The data —
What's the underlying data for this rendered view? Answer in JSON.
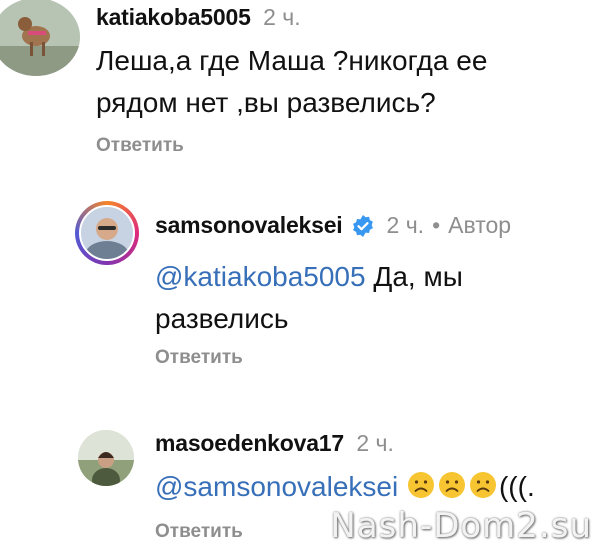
{
  "comments": [
    {
      "username": "katiakoba5005",
      "time": "2 ч.",
      "text": "Леша,а где Маша ?никогда ее рядом нет ,вы развелись?",
      "reply_label": "Ответить"
    },
    {
      "username": "samsonovaleksei",
      "verified": true,
      "time": "2 ч.",
      "separator": "•",
      "author_label": "Автор",
      "mention": "@katiakoba5005",
      "text": " Да, мы развелись",
      "reply_label": "Ответить"
    },
    {
      "username": "masoedenkova17",
      "time": "2 ч.",
      "mention": "@samsonovaleksei",
      "emojis": [
        "sad-face",
        "sad-face",
        "sad-face"
      ],
      "text_suffix": "(((.",
      "reply_label": "Ответить"
    }
  ],
  "watermark": "Nash-Dom2.su",
  "colors": {
    "mention": "#376fb8",
    "meta": "#8e8e8e",
    "verified": "#3897f0"
  }
}
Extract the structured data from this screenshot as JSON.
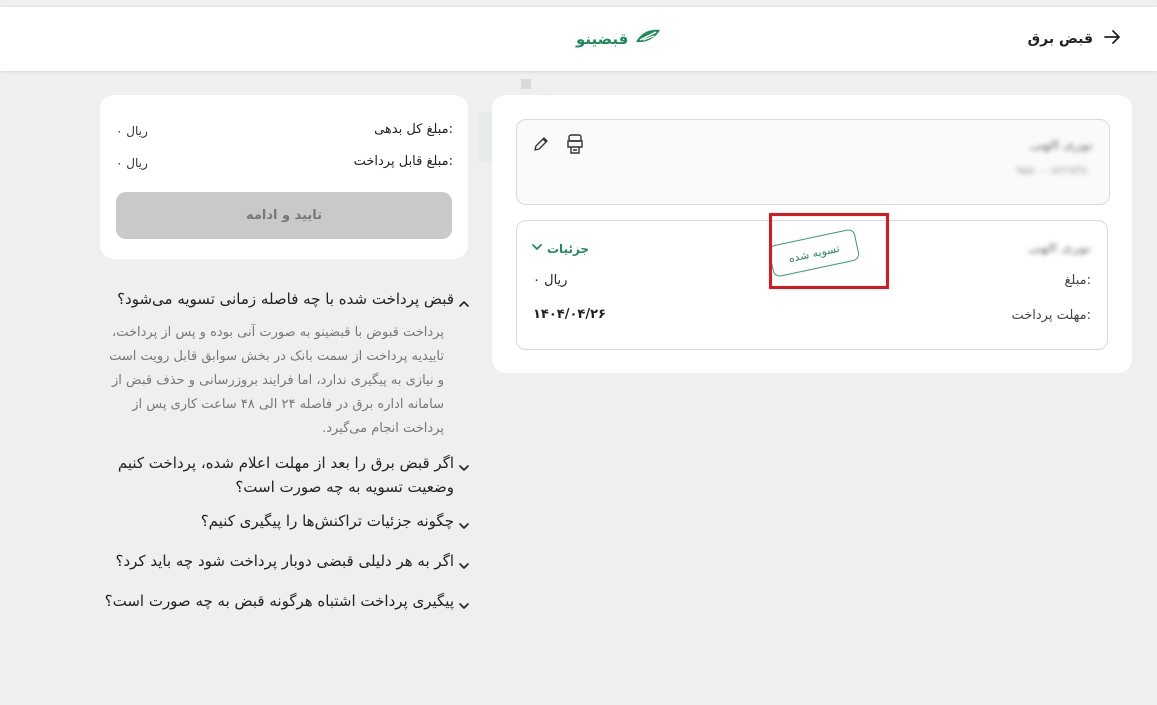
{
  "header": {
    "title": "قبض برق",
    "logo_text": "قبضینو"
  },
  "bill_card": {
    "name": "نوری الهی",
    "bill_id": "۹۵۸۰۰۰۸۲۲۸۳۸۰"
  },
  "payment_card": {
    "name": "نوری الهی",
    "details_label": "جزئیات",
    "stamp_text": "تسویه شده",
    "amount_label": "مبلغ:",
    "amount_value": "۰ ریال",
    "deadline_label": "مهلت پرداخت:",
    "deadline_value": "۱۴۰۴/۰۴/۲۶"
  },
  "summary": {
    "total_debt_label": "مبلغ کل بدهی:",
    "total_debt_value": "۰ ریال",
    "payable_label": "مبلغ قابل پرداخت:",
    "payable_value": "۰ ریال",
    "confirm_label": "تایید و ادامه"
  },
  "faq": [
    {
      "question": "قبض پرداخت شده با چه فاصله زمانی تسویه می‌شود؟",
      "answer": "پرداخت قبوض با قبضینو به صورت آنی بوده و پس از پرداخت، تاییدیه پرداخت از سمت بانک در بخش سوابق قابل رویت است و نیازی به پیگیری ندارد، اما فرایند بروزرسانی و حذف قبض از سامانه اداره برق در فاصله ۲۴ الی ۴۸ ساعت کاری پس از پرداخت انجام می‌گیرد.",
      "expanded": true
    },
    {
      "question": "اگر قبض برق را بعد از مهلت اعلام شده، پرداخت کنیم وضعیت تسویه به چه صورت است؟",
      "expanded": false
    },
    {
      "question": "چگونه جزئیات تراکنش‌ها را پیگیری کنیم؟",
      "expanded": false
    },
    {
      "question": "اگر به هر دلیلی قبضی دوبار پرداخت شود چه باید کرد؟",
      "expanded": false
    },
    {
      "question": "پیگیری پرداخت اشتباه هرگونه قبض به چه صورت است؟",
      "expanded": false
    }
  ],
  "colors": {
    "brand": "#1f8a5a",
    "highlight": "#e0161b",
    "disabled_button": "#c9c9c9"
  }
}
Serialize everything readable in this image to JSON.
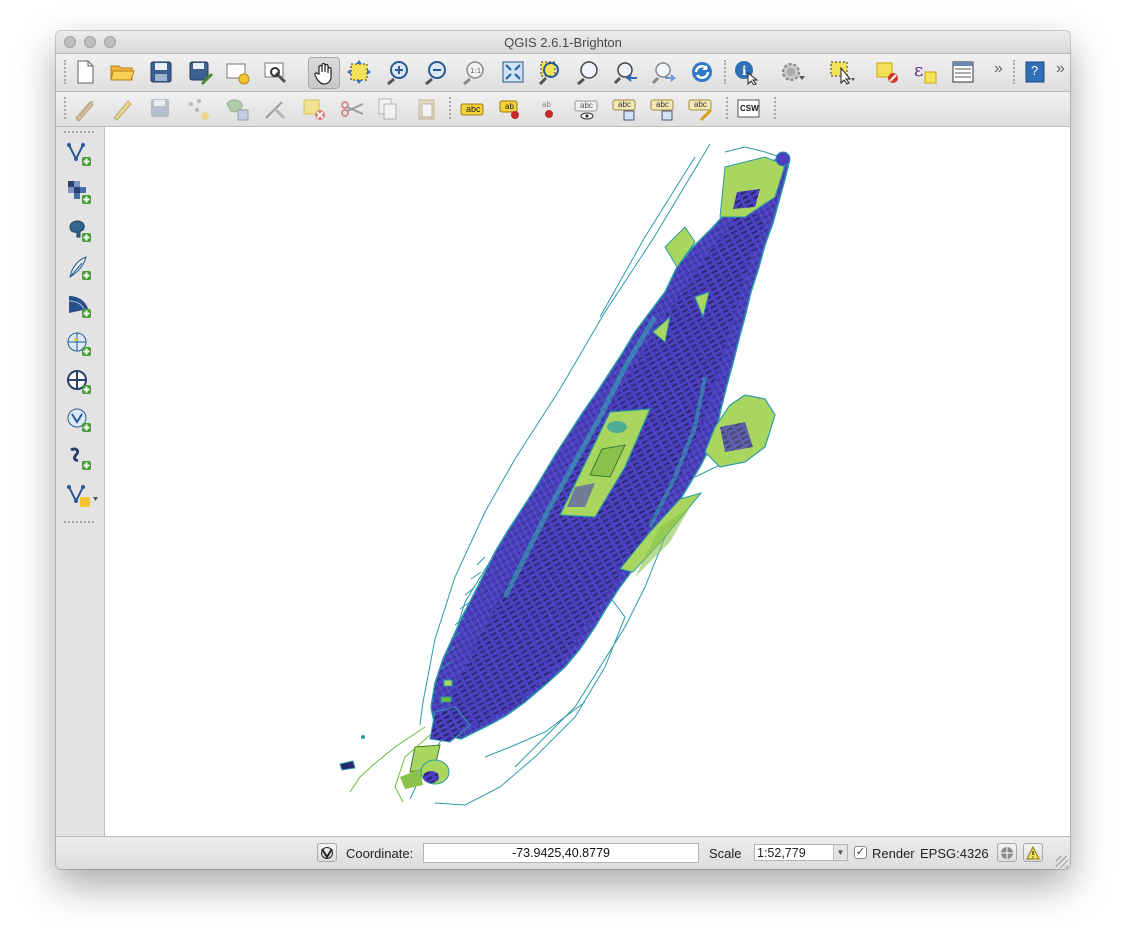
{
  "window": {
    "title": "QGIS 2.6.1-Brighton",
    "traffic_lights": [
      "close",
      "minimize",
      "zoom"
    ]
  },
  "toolbar_main": {
    "items": [
      {
        "name": "new-project-icon"
      },
      {
        "name": "open-project-icon"
      },
      {
        "name": "save-project-icon"
      },
      {
        "name": "save-project-as-icon"
      },
      {
        "name": "new-print-composer-icon"
      },
      {
        "name": "composer-manager-icon"
      },
      {
        "name": "pan-map-icon"
      },
      {
        "name": "pan-to-selection-icon"
      },
      {
        "name": "zoom-in-icon"
      },
      {
        "name": "zoom-out-icon"
      },
      {
        "name": "zoom-native-resolution-icon"
      },
      {
        "name": "zoom-full-icon"
      },
      {
        "name": "zoom-to-selection-icon"
      },
      {
        "name": "zoom-to-layer-icon"
      },
      {
        "name": "zoom-last-icon"
      },
      {
        "name": "zoom-next-icon"
      },
      {
        "name": "refresh-icon"
      },
      {
        "name": "identify-features-icon"
      },
      {
        "name": "run-feature-action-icon"
      },
      {
        "name": "select-features-icon"
      },
      {
        "name": "deselect-features-icon"
      },
      {
        "name": "field-calculator-icon"
      },
      {
        "name": "open-attribute-table-icon"
      },
      {
        "name": "help-icon",
        "label": "?"
      }
    ],
    "overflow_label": "»"
  },
  "toolbar_edit": {
    "items": [
      {
        "name": "current-edits-icon"
      },
      {
        "name": "toggle-editing-icon"
      },
      {
        "name": "save-layer-edits-icon"
      },
      {
        "name": "add-feature-icon"
      },
      {
        "name": "move-feature-icon"
      },
      {
        "name": "node-tool-icon"
      },
      {
        "name": "delete-selected-icon"
      },
      {
        "name": "cut-features-icon"
      },
      {
        "name": "copy-features-icon"
      },
      {
        "name": "paste-features-icon"
      },
      {
        "name": "label-icon",
        "label": "abc"
      },
      {
        "name": "pin-label-icon",
        "label": "ab"
      },
      {
        "name": "highlight-pinned-label-icon",
        "label": "ab"
      },
      {
        "name": "show-hide-label-icon",
        "label": "abc"
      },
      {
        "name": "move-label-icon",
        "label": "abc"
      },
      {
        "name": "rotate-label-icon",
        "label": "abc"
      },
      {
        "name": "change-label-icon",
        "label": "abc"
      },
      {
        "name": "csw-icon",
        "label": "CSW"
      }
    ]
  },
  "layers_toolbar": {
    "items": [
      {
        "name": "add-vector-layer-icon"
      },
      {
        "name": "add-raster-layer-icon"
      },
      {
        "name": "add-postgis-layer-icon"
      },
      {
        "name": "add-spatialite-layer-icon"
      },
      {
        "name": "add-mssql-layer-icon"
      },
      {
        "name": "add-wms-layer-icon"
      },
      {
        "name": "add-wcs-layer-icon"
      },
      {
        "name": "add-wfs-layer-icon"
      },
      {
        "name": "add-delimited-text-layer-icon"
      },
      {
        "name": "new-shapefile-layer-icon"
      }
    ]
  },
  "statusbar": {
    "coordinate_label": "Coordinate:",
    "coordinate_value": "-73.9425,40.8779",
    "scale_label": "Scale",
    "scale_value": "1:52,779",
    "render_label": "Render",
    "render_checked": "✓",
    "crs_label": "EPSG:4326"
  },
  "colors": {
    "map_fill_dark": "#4b3ec0",
    "map_fill_mid": "#3e7cb8",
    "map_park_green": "#a8d65e",
    "map_water_teal": "#2b9aa8"
  }
}
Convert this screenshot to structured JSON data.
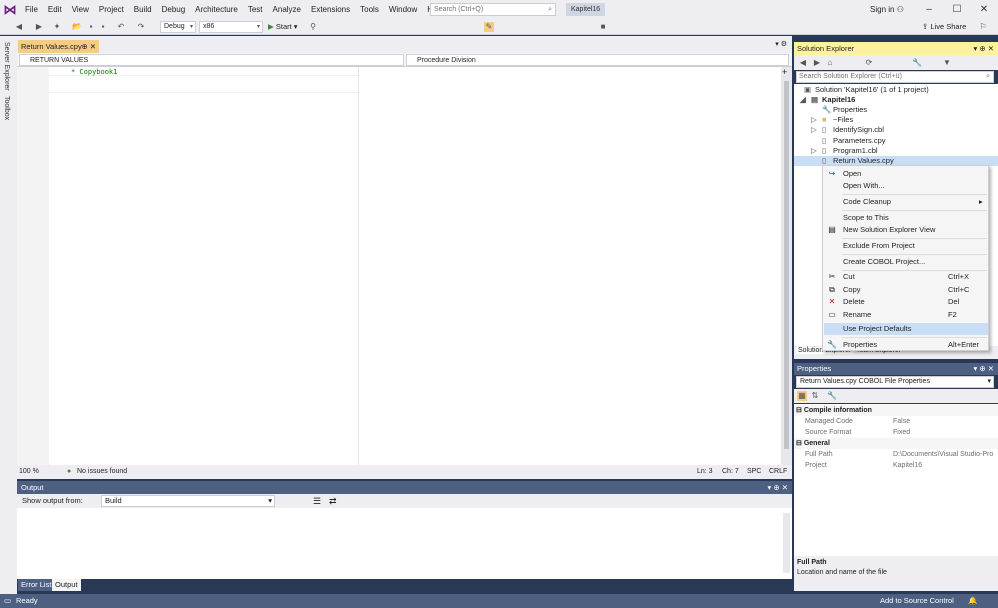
{
  "menubar": {
    "items": [
      "File",
      "Edit",
      "View",
      "Project",
      "Build",
      "Debug",
      "Architecture",
      "Test",
      "Analyze",
      "Extensions",
      "Tools",
      "Window",
      "Help"
    ],
    "search_placeholder": "Search (Ctrl+Q)",
    "solution_badge": "Kapitel16",
    "signin": "Sign in"
  },
  "toolbar": {
    "config": "Debug",
    "platform": "x86",
    "start": "Start",
    "liveshare": "Live Share"
  },
  "left_strip": {
    "tabs": [
      "Server Explorer",
      "Toolbox"
    ]
  },
  "editor": {
    "tab_label": "Return Values.cpy",
    "nav_left": "RETURN VALUES",
    "nav_right": "Procedure Division",
    "code_line": "* Copybook1",
    "zoom": "100 %",
    "issues": "No issues found",
    "ln": "Ln: 3",
    "ch": "Ch: 7",
    "spc": "SPC",
    "crlf": "CRLF"
  },
  "output": {
    "title": "Output",
    "show_from_label": "Show output from:",
    "source": "Build",
    "tabs": [
      "Error List",
      "Output"
    ]
  },
  "statusbar": {
    "ready": "Ready",
    "source_control": "Add to Source Control"
  },
  "solution_explorer": {
    "title": "Solution Explorer",
    "search_placeholder": "Search Solution Explorer (Ctrl+ü)",
    "tree": [
      {
        "label": "Solution 'Kapitel16' (1 of 1 project)",
        "indent": 0,
        "icon": "solution-icon"
      },
      {
        "label": "Kapitel16",
        "indent": 1,
        "icon": "project-icon",
        "bold": true
      },
      {
        "label": "Properties",
        "indent": 2,
        "icon": "wrench-icon"
      },
      {
        "label": "~Files",
        "indent": 2,
        "icon": "folder-icon"
      },
      {
        "label": "IdentifySign.cbl",
        "indent": 2,
        "icon": "file-icon"
      },
      {
        "label": "Parameters.cpy",
        "indent": 2,
        "icon": "file-icon"
      },
      {
        "label": "Program1.cbl",
        "indent": 2,
        "icon": "file-icon"
      },
      {
        "label": "Return Values.cpy",
        "indent": 2,
        "icon": "file-icon",
        "selected": true
      }
    ],
    "bottom_tabs": [
      "Solution Explorer",
      "Team Explorer"
    ]
  },
  "context_menu": {
    "items": [
      {
        "label": "Open",
        "shortcut": "",
        "icon": "open-icon"
      },
      {
        "label": "Open With...",
        "shortcut": ""
      },
      {
        "label": "Code Cleanup",
        "shortcut": "",
        "submenu": true
      },
      {
        "label": "Scope to This",
        "shortcut": ""
      },
      {
        "label": "New Solution Explorer View",
        "shortcut": "",
        "icon": "new-view-icon"
      },
      {
        "label": "Exclude From Project",
        "shortcut": ""
      },
      {
        "label": "Create COBOL Project...",
        "shortcut": ""
      },
      {
        "label": "Cut",
        "shortcut": "Ctrl+X",
        "icon": "cut-icon"
      },
      {
        "label": "Copy",
        "shortcut": "Ctrl+C",
        "icon": "copy-icon"
      },
      {
        "label": "Delete",
        "shortcut": "Del",
        "icon": "delete-icon"
      },
      {
        "label": "Rename",
        "shortcut": "F2",
        "icon": "rename-icon"
      },
      {
        "label": "Use Project Defaults",
        "shortcut": "",
        "highlighted": true
      },
      {
        "label": "Properties",
        "shortcut": "Alt+Enter",
        "icon": "wrench-icon"
      }
    ]
  },
  "properties": {
    "title": "Properties",
    "object": "Return Values.cpy  COBOL File Properties",
    "categories": [
      {
        "name": "Compile information",
        "rows": [
          [
            "Managed Code",
            "False"
          ],
          [
            "Source Format",
            "Fixed"
          ]
        ]
      },
      {
        "name": "General",
        "rows": [
          [
            "Full Path",
            "D:\\Documents\\Visual Studio-Pro"
          ],
          [
            "Project",
            "Kapitel16"
          ]
        ]
      }
    ],
    "desc_title": "Full Path",
    "desc_text": "Location and name of the file"
  },
  "colors": {
    "accent": "#4d6082",
    "background": "#293955",
    "tab_active": "#f5cc84",
    "highlight": "#c9def5"
  }
}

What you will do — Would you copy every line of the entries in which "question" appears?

Response area —
      "question": "قبض پرداخت شده با چه فاصله زمانی تسویه می‌شود؟",
      "question": "اگر قبض برق را بعد از مهلت اعلام شده، پرداخت کنیم وضعیت تسویه به چه صورت است؟",
      "question": "چگونه جزئیات تراکنش‌ها را پیگیری کنیم؟",
      "question": "اگر به هر دلیلی قبضی دوبار پرداخت شود چه باید کرد؟",
      "question": "پیگیری پرداخت اشتباه هرگونه قبض به چه صورت است؟",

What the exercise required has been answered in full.